Oct 132012
 

We are in the middle of a 5 day patch of windy weather here in the Keys.  A front of some kind moved in and the winds have kicked up to 20 to 25 knots and gusty.  Seas have also increased to 5 to 8 feet out beyond the reef line.  For those living on land, all this is meaningless.  A few things might blow around in the back yard but other than that it’s just a windy weekend.  For those of us living on the water, it’s a bit different.

If your living quarters are floating or even if you make your living on the water, you are always keeping an eye on the weather.  When the winds and seas kick up like they are doing this weekend, then you have to take some extra precautions.  Most likely, especially with a boat the size of the Fritter, staying safe in port is the best option.  Trying to go out in these kinds of heavy seas and winds is not just dangerous, it’s stupid too.  I’ve seen more than a few vessels head out in weather like this, charters, fisherman, etc. simply because they don’t want to lose out on the money they would make.  If they are taking out passengers they may well get paid, but there will be many an unhappy customer hanging over the side or just trying to hang on.  But, money is money.   It does keep the Coast Guard busy though.

The Coast Guard and the National Weather service do rank windy conditions similar to the way hurricanes are ranked.  You have the mild “Small craft should exercise caution”, which means if you are in a smaller boat, or don’t have a lot of sailing experience, then stay close to shore or on land.  The next is a, “Small Craft Advisory”.  This means most small vessels need to stay in port or someplace safe.  Unless you have a larger vessel capable of handling the rough conditions and a lot of sailing experience, then you have no need to be out there.  That is the current warning we have in place for the winds that are blowing this weekend.  Then there is the, “Small Craft Warning”.  Usually in association with a tropical storm or really severe weather.  This means that unless you have U.S.N. on the side of your vessel, your ass better be high and dry on land.  Then of course there is the worst warning of all, the classic, “Here, hold my beer and watch this!” warning.  This is when some idiot thinks they are capable of defeating nature, the ocean, and Darwin.  Most of the time they will lose out to all three…and deservedly so.

For those smart enough to stay in port, weather like this still has an effect, depending on where you are docked and from where the wind is coming from.  You need to check and reset all your dock lines, tie down anything that may flap a bit too much or blow overboard…like my bicycle, and generally be ready to replace or retie something if it comes loose.  A lot of times weather systems like this one are accompanied by higher than usual tides, as is also happening right now.  That also means you might have to adjust some lines and keep an eye on things.

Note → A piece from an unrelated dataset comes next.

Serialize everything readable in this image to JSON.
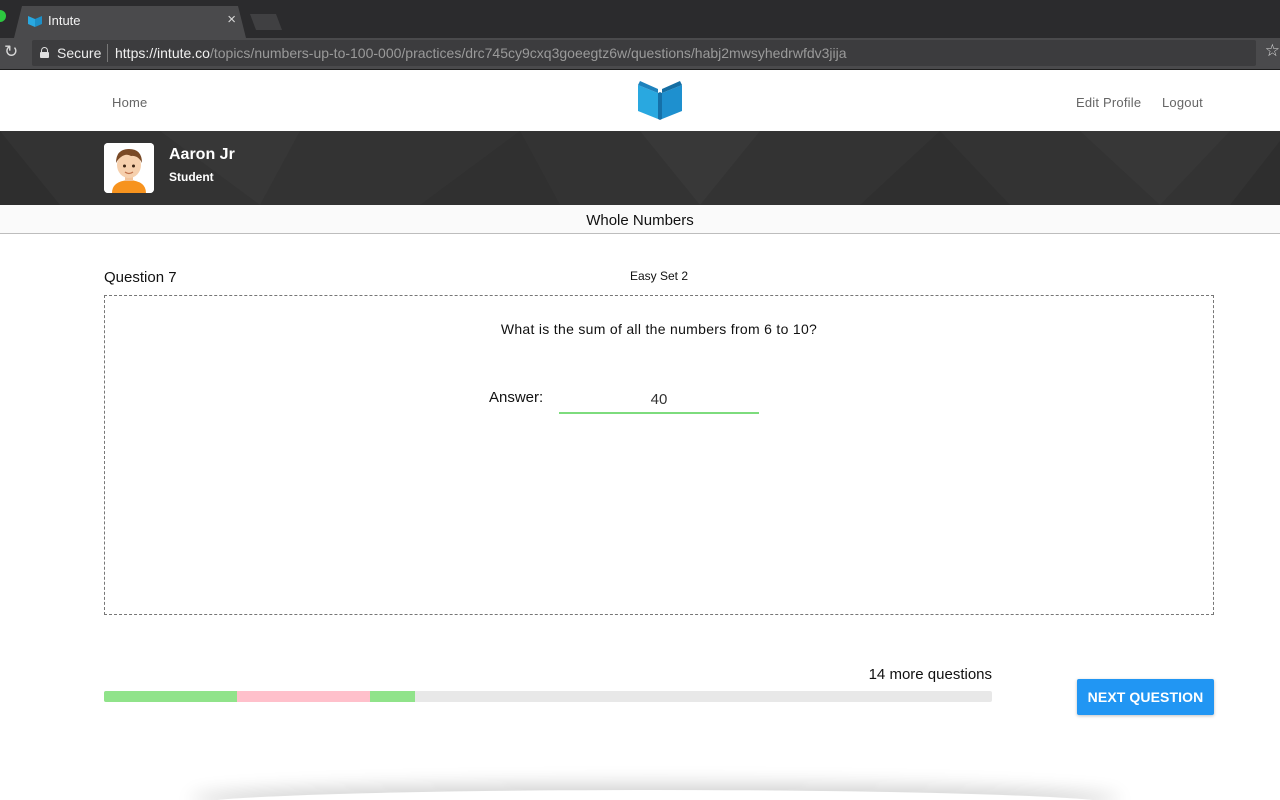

But, you will be happy to know the Fritter is handling this current weather just fine.  In fact, it’s kind of pleasant out.  The winds have knocked the heat down a bit and I am able to open up the hatches and let some breeze through, while shutting off the ac.  The winds are also blowing out of the northeast.  Since I have a new neighbor with a really high houseboat sitting on my east side, all the main wind is blocked by her boat.  So while I am rocking a little bit, the main force of the wind is not having any ill effects.

This will be the typical weather pattern from now until the spring.  Winter in the Keys means a steady stream of cold fronts coming in with very brief periods of thunderstorms followed by a few days of windy weather and mild temperatures.  Maybe once or twice we might get a real cold front that will drop the temps into the 40’s but they are extremely rare.  For most of the winter it will be clear skies, lots of sunshine, and comfortable temperatures.

Enjoy your winter storm warnings.

Capt. Fritter

  2 Responses to “Living Aboard, Windy Weather…”

  1. I recently stumbled across a website called The Boat Galley which opened my eyes to a whole new part of your world. As an RVer I am used to having to stow things for moving but we never cooked while moving!

    We do consider winds when deciding whether or not to travel and, sometimes, which direction to face our RV when parking. Here’s a good site for considering that which is also fun to just see: http://hint.fm/wind/index.html

  2. Thanks for the links, Linda, I’ve added them to the resources page.
    They are saying now that wind power is becoming the cleanest and cheapest source of energy on the planet. Even more than solar.

    C. F,